Now look at the capacitor/diode combinations: C1/D1 rectifies the negative peak pulse voltage and stores it on C1. The pulses are still present, but they are now referred to the voltage across C1. The same argument goes for C3/D3, except that the voltage across C2 is added to the rectified voltage across C3.

In the same way, the negative pulse is rectified across D2 and stored in C2. The resulting voltage across C2 is the sum of the voltage across C1 and the negative pulse amplitude. Finally, The negative pulse is also rectified across D4 and stored in C4. The resulting voltage across C4 is the sum of the voltage across C3 and the negative pulse amplitude. All in all - the voltage on C4 is 4 times the pulse amplitude minus 4 diode drops.

4. Apr 9, 2016

### Hassan Raafat

I think that your last sentence is confusing me , C4 has 2 times and also C2 has 2 times so when I took the voltage on the bottom from right to left I have 4Vs - 4 Diode drops

5. Apr 9, 2016

### Hassan Raafat

If I understood u well , u mean that current will choose the shortest path to pass through (assuming all diodes are ideal) and so to have less capacitors in the path to have less impedance , right ?

6. Apr 9, 2016

### cnh1995

If D1 is turned on, it will short out D3, C3 and C2. So, D3 won't conduct.
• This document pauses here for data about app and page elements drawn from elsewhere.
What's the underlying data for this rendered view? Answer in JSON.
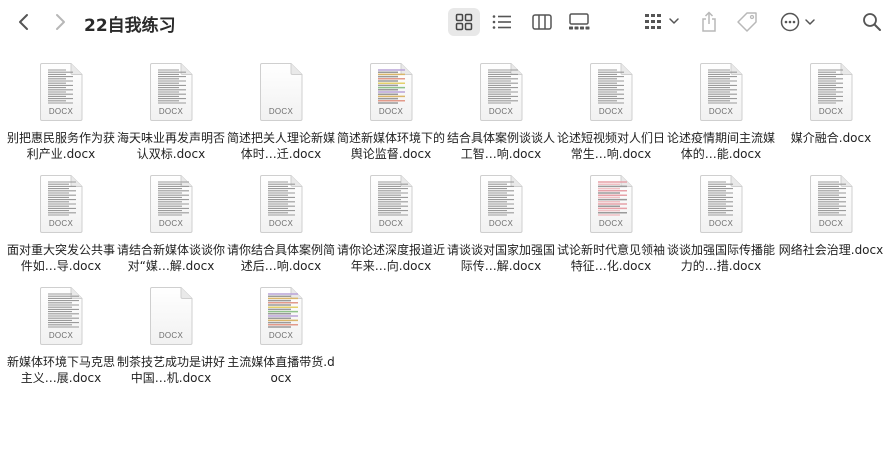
{
  "window": {
    "title": "22自我练习"
  },
  "toolbar": {
    "back_icon": "chevron-left-icon",
    "forward_icon": "chevron-right-icon",
    "view_icons": [
      "icon-view-icon",
      "list-view-icon",
      "column-view-icon",
      "gallery-view-icon"
    ],
    "group_icon": "group-by-icon",
    "share_icon": "share-icon",
    "tag_icon": "tag-icon",
    "more_icon": "ellipsis-circle-icon",
    "search_icon": "magnifier-icon"
  },
  "file_badge": "DOCX",
  "files": [
    {
      "name": "别把惠民服务作为获利产业.docx",
      "thumb": "text"
    },
    {
      "name": "海天味业再发声明否认双标.docx",
      "thumb": "text"
    },
    {
      "name": "简述把关人理论新媒体时…迁.docx",
      "thumb": "blank"
    },
    {
      "name": "简述新媒体环境下的舆论监督.docx",
      "thumb": "color"
    },
    {
      "name": "结合具体案例谈谈人工智…响.docx",
      "thumb": "text"
    },
    {
      "name": "论述短视频对人们日常生…响.docx",
      "thumb": "text"
    },
    {
      "name": "论述疫情期间主流媒体的…能.docx",
      "thumb": "text"
    },
    {
      "name": "媒介融合.docx",
      "thumb": "text"
    },
    {
      "name": "面对重大突发公共事件如…导.docx",
      "thumb": "text"
    },
    {
      "name": "请结合新媒体谈谈你对“媒…解.docx",
      "thumb": "text"
    },
    {
      "name": "请你结合具体案例简述后…响.docx",
      "thumb": "text"
    },
    {
      "name": "请你论述深度报道近年来…向.docx",
      "thumb": "text"
    },
    {
      "name": "请谈谈对国家加强国际传…解.docx",
      "thumb": "text"
    },
    {
      "name": "试论新时代意见领袖特征…化.docx",
      "thumb": "pink"
    },
    {
      "name": "谈谈加强国际传播能力的…措.docx",
      "thumb": "text"
    },
    {
      "name": "网络社会治理.docx",
      "thumb": "text"
    },
    {
      "name": "新媒体环境下马克思主义…展.docx",
      "thumb": "text"
    },
    {
      "name": "制茶技艺成功是讲好中国…机.docx",
      "thumb": "blank"
    },
    {
      "name": "主流媒体直播带货.docx",
      "thumb": "color"
    }
  ]
}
If D3 were on, then surely there would be some voltage drop across C3 which means D1 would also be on. But, if D1 is on, D3 can't be on. So, D3 is off in the first half cycle.

7. Apr 10, 2016

### Svein

Sorry, several incorrect statements:
1. It is a negative voltage doubler.
2. The statements regarding the capacitors are correct.
This is a simulation of the circuit. The blue trace is the output of the pulse generator. The red trace is the voltage across D1. The green trace is the voltage at the output (junction D4/C4).

8. Apr 10, 2016

### Averagesupernova

It is certainly more than a doubler. The actual measured output may not be quadruple of the peak voltage but in any text book I have seen this would be more than just a doubler.

9. Apr 10, 2016

### Svein

Oops - we are talking about two different things here. I am used to thinking about generating a voltage from a pulse train - and then the circuit doubles the pulse amplitude. But if you are talking about a sine wave AC input, the circuit quadruples the sine wave amplitude (the sine wave amplitude is half the peak-to-peak voltage).

10. Apr 10, 2016

### Svein

Here is a simulation with a 5V amplitude sine wave at the input. The output is then 4 times the amplitude (and 2 times the p-p voltage).

11. Apr 11, 2016

### Averagesupernova

There really is no difference. It's just how the input is spec'd. An AC voltage that is typically driving a voltage multiplier in a power supply is always spec'd as RMS. The attachment in post #7 is no different. Typically we don't spec 0 to 5 volt 50% duty cycle waveform as 2.5 volt RMS but it still multiplies it in the same manner.

12. May 7, 2016

### Hassan Raafat

Thanks a lot , this images really helped me to understand it ... I'm grateful for that my professor